This summer, I spent time with my family in one of my thin places. It’s no more special or spiritual or anointed than any other physical place or space, but for some reason, I often hear God clearly and powerfully when I’m in California. It’s an environment for me where it feels like the ceiling is removed. My hope soars higher. My dreams get bigger. All things seem more possible. Those annoying voices of doubt and pragmatism and reality and not enough and too much don’t have the address. They don’t easily find me there.
Yes, it could be argued that I feel this way in California because I’m on vacation, and because of sun and heat and light-hearted fun. But, honestly, I believe it’s more than that. I get that heaven-meets-earth feeling and that sense of heightened expectation.
Maybe, for you, it’s when you’re hiking, or standing on the beach, or when you’re kayaking at dawn. Maybe it’s a time of day: early morning or late at night. Maybe certain music really moves you and you experience that transcendent feeling. Maybe your thin place happens when you gaze at your sleeping baby or your great big kid. Maybe you experience it when you dance. Or when you sing. Or when you run. Or when you draw. Or when you write. It’s whatever facilitates an awareness of the Lord’s presence in a very close and real way.

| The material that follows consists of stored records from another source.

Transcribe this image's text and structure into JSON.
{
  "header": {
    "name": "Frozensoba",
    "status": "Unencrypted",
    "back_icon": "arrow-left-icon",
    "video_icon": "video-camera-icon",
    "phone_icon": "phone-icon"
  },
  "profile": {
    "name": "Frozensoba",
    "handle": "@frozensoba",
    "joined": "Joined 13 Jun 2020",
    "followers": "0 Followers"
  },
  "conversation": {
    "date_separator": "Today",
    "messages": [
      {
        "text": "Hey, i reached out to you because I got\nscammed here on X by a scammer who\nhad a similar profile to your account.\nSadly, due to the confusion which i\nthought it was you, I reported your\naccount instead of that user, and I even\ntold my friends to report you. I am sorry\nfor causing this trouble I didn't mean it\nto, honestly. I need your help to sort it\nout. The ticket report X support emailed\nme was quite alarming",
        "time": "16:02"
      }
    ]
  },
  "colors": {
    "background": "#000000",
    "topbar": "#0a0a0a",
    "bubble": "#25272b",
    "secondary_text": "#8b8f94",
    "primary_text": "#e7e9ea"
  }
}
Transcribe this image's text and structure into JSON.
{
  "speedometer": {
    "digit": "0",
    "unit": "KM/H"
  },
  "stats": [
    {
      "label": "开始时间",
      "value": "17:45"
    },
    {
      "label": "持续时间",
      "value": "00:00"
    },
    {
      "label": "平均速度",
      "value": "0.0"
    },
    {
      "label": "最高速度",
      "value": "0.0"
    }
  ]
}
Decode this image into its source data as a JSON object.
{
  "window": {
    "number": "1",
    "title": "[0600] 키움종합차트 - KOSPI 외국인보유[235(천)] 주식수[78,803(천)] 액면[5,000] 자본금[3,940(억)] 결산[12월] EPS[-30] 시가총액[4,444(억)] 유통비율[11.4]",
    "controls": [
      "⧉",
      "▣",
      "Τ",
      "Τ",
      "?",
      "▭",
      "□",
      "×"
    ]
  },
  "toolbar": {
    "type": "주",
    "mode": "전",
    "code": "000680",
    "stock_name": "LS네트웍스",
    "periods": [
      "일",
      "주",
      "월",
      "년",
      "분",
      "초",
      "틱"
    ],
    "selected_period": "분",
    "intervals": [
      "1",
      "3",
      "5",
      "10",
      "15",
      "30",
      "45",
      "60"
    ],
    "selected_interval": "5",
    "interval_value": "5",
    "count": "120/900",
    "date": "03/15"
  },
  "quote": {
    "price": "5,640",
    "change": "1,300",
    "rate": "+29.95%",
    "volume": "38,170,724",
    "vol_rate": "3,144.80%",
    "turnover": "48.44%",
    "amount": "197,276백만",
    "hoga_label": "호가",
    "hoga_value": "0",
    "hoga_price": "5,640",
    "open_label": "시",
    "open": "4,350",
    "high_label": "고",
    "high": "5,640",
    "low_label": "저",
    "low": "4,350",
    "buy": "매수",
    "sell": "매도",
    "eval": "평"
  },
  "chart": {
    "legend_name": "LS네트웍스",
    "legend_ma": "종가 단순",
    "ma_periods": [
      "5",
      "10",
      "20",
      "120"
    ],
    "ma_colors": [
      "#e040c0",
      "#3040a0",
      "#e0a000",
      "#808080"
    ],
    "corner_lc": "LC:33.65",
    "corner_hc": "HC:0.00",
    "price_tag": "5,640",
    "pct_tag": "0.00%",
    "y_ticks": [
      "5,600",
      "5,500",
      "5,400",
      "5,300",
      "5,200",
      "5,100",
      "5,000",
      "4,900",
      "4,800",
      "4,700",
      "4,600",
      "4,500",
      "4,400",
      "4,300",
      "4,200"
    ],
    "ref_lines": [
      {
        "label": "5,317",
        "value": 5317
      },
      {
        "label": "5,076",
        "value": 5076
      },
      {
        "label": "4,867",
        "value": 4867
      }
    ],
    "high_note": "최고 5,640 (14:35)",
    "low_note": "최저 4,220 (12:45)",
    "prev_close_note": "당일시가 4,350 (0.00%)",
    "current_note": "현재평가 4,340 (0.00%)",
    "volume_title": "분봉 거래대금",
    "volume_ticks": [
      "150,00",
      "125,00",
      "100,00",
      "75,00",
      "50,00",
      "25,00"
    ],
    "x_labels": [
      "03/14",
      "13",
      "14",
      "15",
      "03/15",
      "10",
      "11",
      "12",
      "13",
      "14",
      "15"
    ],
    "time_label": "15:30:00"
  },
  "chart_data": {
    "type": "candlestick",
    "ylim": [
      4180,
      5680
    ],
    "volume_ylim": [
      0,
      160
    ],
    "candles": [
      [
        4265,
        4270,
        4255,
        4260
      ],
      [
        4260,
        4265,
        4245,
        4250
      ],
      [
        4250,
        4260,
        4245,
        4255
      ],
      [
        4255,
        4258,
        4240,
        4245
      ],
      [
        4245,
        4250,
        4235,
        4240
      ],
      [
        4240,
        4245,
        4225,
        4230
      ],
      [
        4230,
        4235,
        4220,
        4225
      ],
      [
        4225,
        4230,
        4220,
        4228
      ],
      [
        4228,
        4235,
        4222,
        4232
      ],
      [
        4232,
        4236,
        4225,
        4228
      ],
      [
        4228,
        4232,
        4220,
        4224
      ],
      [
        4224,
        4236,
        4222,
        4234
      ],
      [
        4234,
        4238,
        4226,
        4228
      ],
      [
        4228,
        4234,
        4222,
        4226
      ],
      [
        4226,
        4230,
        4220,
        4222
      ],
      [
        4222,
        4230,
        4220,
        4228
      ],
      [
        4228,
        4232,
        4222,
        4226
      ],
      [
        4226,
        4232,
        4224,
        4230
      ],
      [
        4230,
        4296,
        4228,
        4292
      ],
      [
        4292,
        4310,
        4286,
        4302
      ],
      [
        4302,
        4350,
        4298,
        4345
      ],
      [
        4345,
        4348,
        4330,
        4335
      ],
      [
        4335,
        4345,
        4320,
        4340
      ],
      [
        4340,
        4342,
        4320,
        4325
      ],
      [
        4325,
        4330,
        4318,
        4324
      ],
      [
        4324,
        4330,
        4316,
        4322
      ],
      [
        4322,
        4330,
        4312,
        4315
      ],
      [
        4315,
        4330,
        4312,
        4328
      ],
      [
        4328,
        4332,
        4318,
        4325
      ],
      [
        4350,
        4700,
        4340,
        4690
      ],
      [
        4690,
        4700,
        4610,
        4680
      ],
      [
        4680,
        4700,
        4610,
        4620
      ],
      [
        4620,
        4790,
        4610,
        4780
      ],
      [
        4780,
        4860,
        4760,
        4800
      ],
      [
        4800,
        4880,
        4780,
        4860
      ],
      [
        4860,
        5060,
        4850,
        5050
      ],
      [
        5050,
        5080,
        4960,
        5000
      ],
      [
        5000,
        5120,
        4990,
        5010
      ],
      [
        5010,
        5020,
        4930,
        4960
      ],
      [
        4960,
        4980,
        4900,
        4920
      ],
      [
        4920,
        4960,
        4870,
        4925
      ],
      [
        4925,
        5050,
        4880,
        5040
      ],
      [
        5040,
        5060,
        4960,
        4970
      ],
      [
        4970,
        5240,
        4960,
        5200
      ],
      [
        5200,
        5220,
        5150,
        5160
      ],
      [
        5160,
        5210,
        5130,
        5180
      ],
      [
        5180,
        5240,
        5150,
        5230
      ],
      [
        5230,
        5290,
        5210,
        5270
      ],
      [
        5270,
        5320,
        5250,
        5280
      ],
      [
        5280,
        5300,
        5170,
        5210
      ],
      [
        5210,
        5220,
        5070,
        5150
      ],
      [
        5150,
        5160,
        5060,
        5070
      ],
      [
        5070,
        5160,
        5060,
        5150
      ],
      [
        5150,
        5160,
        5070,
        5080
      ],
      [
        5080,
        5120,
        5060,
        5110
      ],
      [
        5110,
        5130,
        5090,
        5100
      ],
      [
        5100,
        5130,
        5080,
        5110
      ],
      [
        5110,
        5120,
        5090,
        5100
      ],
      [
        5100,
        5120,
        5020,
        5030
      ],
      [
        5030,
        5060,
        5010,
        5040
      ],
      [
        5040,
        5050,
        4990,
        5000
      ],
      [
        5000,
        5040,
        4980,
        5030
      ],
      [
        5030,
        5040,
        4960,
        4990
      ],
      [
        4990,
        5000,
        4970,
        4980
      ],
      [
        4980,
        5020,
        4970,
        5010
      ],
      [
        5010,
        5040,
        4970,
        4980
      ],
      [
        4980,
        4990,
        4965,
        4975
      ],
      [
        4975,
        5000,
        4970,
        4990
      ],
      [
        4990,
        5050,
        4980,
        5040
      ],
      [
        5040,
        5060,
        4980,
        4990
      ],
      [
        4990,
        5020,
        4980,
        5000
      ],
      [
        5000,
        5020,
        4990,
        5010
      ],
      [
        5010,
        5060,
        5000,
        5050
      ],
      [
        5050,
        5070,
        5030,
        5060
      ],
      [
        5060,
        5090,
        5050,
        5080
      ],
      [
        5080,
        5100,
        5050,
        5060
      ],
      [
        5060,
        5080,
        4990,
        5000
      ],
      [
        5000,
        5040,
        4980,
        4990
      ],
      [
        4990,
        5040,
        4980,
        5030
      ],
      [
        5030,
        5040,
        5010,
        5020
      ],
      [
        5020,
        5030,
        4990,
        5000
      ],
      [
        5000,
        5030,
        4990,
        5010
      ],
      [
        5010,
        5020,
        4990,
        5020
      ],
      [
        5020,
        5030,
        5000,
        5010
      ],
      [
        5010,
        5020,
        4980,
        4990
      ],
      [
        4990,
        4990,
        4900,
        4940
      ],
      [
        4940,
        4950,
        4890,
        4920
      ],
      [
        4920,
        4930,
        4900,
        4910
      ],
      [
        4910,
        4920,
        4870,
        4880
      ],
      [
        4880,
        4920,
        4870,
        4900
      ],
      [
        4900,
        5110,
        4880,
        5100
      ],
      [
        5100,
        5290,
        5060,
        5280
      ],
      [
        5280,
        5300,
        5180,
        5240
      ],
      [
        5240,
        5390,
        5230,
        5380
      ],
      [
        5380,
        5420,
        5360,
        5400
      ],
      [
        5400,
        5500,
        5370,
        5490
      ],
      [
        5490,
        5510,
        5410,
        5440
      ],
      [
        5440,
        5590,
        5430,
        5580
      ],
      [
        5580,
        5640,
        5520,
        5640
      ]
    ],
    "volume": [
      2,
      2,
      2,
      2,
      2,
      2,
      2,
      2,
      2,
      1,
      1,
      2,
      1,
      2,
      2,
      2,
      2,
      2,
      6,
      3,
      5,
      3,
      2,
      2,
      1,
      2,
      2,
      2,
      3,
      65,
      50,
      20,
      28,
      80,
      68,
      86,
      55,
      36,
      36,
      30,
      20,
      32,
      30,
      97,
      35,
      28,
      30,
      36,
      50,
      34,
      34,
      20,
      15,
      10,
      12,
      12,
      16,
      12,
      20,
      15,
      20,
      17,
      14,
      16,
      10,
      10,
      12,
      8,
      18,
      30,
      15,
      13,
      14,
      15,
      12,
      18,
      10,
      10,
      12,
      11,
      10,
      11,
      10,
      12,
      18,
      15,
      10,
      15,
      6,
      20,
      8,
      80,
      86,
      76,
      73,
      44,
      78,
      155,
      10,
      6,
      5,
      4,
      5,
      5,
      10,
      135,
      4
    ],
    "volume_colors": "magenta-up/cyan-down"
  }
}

Perhaps for you, a thin place experience occurs when you are completely alone and in total silence. All of a sudden, you can hear that quiet whisper that could be your own thoughts, except, you know that it’s not. Your breathing changes, the air thickens, and you become aware that something divine is happening. And you listen. You may or may not have actual words to define the experience, but you are certain you’re encountering God.
Or maybe, in the middle of a noisy room, with hundreds of other people around, you suddenly get that feeling; almost like your physical body becomes aware of a change in the atmosphere, even though nothing around you looks any different than moments before. Maybe your heart starts to pound or you get goosebumps or you begin to weep, or you feel short of breath and your hands start to tremor. And while it would make you sound insane to try and explain it, you-know-that-you-know-that-you-know something other-worldly is happening. And here’s the thing, if you did attempt to put human words to the experience, there are many who would understand immediately what you were talking about. You’re not crazy.
Where are your thin places? We all have them. What moves you? What environment heightens your awareness of God’s presence? What place takes the ceiling off your faith? We need to pay attention so that we recognize our thin places; become aware of when and where God speaks most clearly to us. And then, we set ourselves up! Why not?
Sharing space with almighty God is what changes us; what makes us alive. Whether you know him or you don’t, whether you’re new to the Jesus-life or a follower all your life—if you want to be changed, position yourself to experience him. Draw near to him and he’ll draw near to you.